Filmmaking duo redefines action genre boundaries
Tae Andrews | Wednesday, March 22, 2006
The boys are back in town. Like lyrics made famous by the rock band Thin Lizzy, the hotshot duo of brothers Larry and Andy Wachowski made their triumphant return to the big screen with the recent release of “V for Vendetta.”
Known for both the intellectual nature and show-stopping action sequences of their films, the Wachowski brothers exploded onto the filmmaking scene with the 1999 release of the critically-acclaimed film “The Matrix.” Written and directed by the two brothers, “The Matrix” was an incredibly complex film that somehow managed to pair philosophical overtones with did-you-just-see-that action sequences.
In this manner, the Wachowskis cooked up a recipe to deliver the epistemology of Plato and Descartes to the dot-com generation – start with a base of thumping techno music, stir in generous amounts of bullet shells and explosions and top off with some special-effects wizardry. Add in some sunglasses to taste, and presto – behold the intellectual blockbuster.
While thought-provoking philosophical elements might provide the staple fare of the “Matrix” films, let’s be honest – everyone prefers dessert. And when it comes to shooting action, no one puts the icing on the cake better than the Wachowski brothers. They are to action what Emeril is to the cooking channel: the pair consistently manage to kick it up a notch with unbelievable fight scenes. The revolutionary minds invented bullet-time, a film technique in which lightning-quick sequences are shown by filming the action in slow-motion. Fans have grown accustomed to watching people dodging bullets, running off of walls and knocking skulls together with the Wachowski brothers’ incredible visuals, which combine poetic martial arts and staccato gunplay.

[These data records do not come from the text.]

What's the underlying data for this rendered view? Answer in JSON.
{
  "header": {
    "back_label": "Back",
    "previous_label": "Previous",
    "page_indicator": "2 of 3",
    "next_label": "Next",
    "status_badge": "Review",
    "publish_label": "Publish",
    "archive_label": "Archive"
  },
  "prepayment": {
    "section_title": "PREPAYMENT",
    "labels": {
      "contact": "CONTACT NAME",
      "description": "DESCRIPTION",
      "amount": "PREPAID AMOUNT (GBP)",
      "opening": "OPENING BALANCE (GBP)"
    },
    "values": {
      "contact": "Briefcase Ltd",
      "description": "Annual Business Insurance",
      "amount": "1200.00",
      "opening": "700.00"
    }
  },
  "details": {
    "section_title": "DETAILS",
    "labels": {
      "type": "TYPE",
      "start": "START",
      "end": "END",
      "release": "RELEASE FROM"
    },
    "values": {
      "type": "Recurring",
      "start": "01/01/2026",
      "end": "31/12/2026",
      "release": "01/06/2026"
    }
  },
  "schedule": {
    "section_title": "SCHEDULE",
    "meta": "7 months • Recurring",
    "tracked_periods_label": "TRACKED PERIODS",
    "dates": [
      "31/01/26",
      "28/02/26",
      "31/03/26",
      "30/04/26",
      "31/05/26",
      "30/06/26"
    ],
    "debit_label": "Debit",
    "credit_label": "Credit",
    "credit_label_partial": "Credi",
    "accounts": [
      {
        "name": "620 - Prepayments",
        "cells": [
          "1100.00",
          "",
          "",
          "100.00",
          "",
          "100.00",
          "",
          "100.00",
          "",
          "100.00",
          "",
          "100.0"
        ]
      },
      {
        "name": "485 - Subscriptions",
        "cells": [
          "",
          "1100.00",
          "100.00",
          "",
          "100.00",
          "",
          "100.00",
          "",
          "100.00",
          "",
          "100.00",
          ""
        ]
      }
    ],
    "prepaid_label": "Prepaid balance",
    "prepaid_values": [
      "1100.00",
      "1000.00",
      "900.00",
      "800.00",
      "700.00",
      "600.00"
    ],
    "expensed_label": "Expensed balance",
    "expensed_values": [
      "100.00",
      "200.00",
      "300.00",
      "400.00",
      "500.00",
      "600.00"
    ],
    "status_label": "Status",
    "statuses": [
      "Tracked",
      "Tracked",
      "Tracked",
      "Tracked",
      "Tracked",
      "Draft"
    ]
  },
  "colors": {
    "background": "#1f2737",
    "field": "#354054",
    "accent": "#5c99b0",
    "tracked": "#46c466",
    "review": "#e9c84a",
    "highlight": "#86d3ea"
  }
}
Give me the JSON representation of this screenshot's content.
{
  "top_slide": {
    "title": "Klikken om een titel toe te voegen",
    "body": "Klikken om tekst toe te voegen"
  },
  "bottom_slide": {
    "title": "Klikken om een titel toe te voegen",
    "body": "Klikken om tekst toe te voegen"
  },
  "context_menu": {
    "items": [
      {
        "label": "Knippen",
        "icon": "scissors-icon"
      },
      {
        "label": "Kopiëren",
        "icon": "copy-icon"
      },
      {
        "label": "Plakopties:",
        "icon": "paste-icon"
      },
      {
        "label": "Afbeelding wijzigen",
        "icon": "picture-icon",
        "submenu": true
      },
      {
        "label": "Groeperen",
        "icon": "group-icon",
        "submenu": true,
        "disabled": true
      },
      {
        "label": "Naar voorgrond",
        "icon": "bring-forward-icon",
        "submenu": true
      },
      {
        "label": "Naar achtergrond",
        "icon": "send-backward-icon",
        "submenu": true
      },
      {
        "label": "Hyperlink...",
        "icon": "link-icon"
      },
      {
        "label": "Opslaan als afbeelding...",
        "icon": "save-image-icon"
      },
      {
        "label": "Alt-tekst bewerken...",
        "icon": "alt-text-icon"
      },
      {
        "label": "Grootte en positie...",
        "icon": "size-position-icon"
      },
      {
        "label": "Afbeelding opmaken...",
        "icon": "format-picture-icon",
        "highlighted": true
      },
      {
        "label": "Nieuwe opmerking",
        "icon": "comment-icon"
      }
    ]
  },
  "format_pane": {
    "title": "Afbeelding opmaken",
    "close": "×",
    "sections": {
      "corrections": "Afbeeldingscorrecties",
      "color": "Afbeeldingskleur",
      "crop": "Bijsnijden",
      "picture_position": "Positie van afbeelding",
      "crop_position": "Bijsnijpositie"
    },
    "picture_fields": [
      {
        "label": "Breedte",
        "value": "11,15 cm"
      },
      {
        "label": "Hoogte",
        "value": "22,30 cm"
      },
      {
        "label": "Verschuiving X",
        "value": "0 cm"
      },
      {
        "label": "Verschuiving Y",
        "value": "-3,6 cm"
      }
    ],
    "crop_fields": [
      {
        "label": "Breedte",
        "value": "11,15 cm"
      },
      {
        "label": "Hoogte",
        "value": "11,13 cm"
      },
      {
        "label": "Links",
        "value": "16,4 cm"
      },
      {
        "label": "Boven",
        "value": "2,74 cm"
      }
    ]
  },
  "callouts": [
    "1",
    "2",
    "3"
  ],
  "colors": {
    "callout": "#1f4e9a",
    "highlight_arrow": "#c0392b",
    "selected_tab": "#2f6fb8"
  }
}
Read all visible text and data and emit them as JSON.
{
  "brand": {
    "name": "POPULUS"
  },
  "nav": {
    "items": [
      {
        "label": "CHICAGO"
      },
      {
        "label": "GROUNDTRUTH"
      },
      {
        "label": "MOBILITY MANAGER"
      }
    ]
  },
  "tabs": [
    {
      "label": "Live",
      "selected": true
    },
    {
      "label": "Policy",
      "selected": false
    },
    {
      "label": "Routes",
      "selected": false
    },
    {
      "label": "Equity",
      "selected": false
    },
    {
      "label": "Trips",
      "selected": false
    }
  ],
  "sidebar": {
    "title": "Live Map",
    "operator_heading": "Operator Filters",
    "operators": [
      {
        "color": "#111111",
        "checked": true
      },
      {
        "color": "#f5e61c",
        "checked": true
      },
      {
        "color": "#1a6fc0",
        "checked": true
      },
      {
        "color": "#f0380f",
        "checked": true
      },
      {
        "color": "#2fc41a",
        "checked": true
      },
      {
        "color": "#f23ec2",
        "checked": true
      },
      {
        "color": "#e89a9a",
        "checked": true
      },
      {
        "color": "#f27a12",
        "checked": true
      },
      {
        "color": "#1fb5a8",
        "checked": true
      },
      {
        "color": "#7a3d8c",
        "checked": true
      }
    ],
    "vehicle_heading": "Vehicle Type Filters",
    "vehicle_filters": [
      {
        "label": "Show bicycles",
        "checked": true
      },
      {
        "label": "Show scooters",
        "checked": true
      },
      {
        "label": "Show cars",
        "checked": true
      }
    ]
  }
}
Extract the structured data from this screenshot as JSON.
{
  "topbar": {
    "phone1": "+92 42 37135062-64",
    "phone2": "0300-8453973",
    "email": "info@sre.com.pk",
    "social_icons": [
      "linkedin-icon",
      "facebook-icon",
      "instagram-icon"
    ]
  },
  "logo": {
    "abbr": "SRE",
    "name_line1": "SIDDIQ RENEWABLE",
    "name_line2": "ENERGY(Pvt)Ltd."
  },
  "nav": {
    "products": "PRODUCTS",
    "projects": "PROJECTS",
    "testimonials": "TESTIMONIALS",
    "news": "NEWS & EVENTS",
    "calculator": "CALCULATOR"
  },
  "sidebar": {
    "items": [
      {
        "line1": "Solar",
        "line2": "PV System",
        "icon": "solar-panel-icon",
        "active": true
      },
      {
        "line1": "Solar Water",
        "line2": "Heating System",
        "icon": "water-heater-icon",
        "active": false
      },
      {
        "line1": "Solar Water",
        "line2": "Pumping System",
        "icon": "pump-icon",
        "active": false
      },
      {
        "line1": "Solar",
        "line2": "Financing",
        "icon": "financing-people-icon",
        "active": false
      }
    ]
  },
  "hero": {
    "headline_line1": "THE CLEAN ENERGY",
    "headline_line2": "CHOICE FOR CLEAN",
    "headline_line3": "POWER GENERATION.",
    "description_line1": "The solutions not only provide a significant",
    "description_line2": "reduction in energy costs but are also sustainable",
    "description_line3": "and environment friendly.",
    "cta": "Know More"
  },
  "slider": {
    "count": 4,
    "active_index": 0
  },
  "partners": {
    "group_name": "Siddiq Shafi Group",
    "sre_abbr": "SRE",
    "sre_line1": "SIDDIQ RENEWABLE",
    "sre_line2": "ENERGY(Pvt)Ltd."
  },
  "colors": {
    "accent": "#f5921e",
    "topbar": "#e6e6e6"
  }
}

Andy and Larry followed up their breakthrough hit with two sequels, “The Matrix: Reloaded” and “The Matrix: Revolutions.” Despite the fact that the philosophical undertones of the sequels felt contrived to many, the Wachowskis managed to rake in cash flows resembling the streaming lines of emerald computer coding which make up the Matrix. According to the International Movie DataBase, the two films combined to make over $400 million at the box office.
All of their commercial success has allowed the Wachowskis to have the best of both worlds – the brothers have been able to reach a rare happy medium in which they can make high-octane movies that are smashing successes both at the box office and with the critics. In doing so, the pair has crafted an entirely new genre – the thinking man’s action flick. After their joint “Matrix” hits, the Brothers Wachowski again teamed up with another famous pair of WBs – the Warner Bros. – in creating “V for Vendetta.”
In keeping with their revolutionary nature, the Wachowski brothers wrote the script and produced “V for Vendetta,” which follows a one-man rebellion against a Big Brother-like government. While they may have missed the mark in terms of philosophy in the “Matrix” sequels, V marks the spot with their latest offering. Although the Wachowskis ceded the director’s chair on “Vendetta” to James McTeigue, they wrote the script and produced the film. “V for Vendetta” is sprinkled with their indelible fingerprints.
Also, McTeigue was the first assistant director on both of the “Matrix” sequels, and is undeniably schooled in all things Wachowski when it comes to standing behind the lens.
In addition to their penchant for breathtaking fight scenes, the Wachowskis’ obsession with the antihero is another emerging theme throughout their films – in “The Matrix,” the brothers somehow managed to turn professional mannequin Keanu Reeves into “The One,” the black-clad, messianic figure who saves all of humanity from virtual-reality enslavement through his mastery of kung-fu.
In “V for Vendetta,” Hugo Weaving plays the controversial V, a Machiavellian insurrectionist who uses terrorist tactics to undermine a fascist government. After starring opposite Keanu Reeves as Agent Smith in the Matrix trilogy, Weaving makes the transition from antagonist to protagonist here and is tremendous as the masked V.
In addition, Natalie Portman stars as Evey, a woman whose chance encounter with V inextricably winds their fates together. In a humiliating torture sequence, Evey’s long locks of hair are shorn off. While most would question the decision to shave Natalie Portman’s head, the gambit pays off in the apt hands of the Wachowskis. Portman turns out to be the hottest star to rock a shaved dome since Demi Moore in “G.I. Jane.”
The distinctive features of Wachowski cinema are all over “V for Vendetta.” The brothers create action movies that challenge the audience to think a little bit more than usual.
The pair is famously mysterious. For the “Matrix” movies, they had a contract clause that precluded their having to do any press interviews, saying they preferred their films to stand for themselves. While audiences can’t be certain of when the pair will film next, one thing is for certain – when the Wachowski brothers are in the kitchen, something smells good.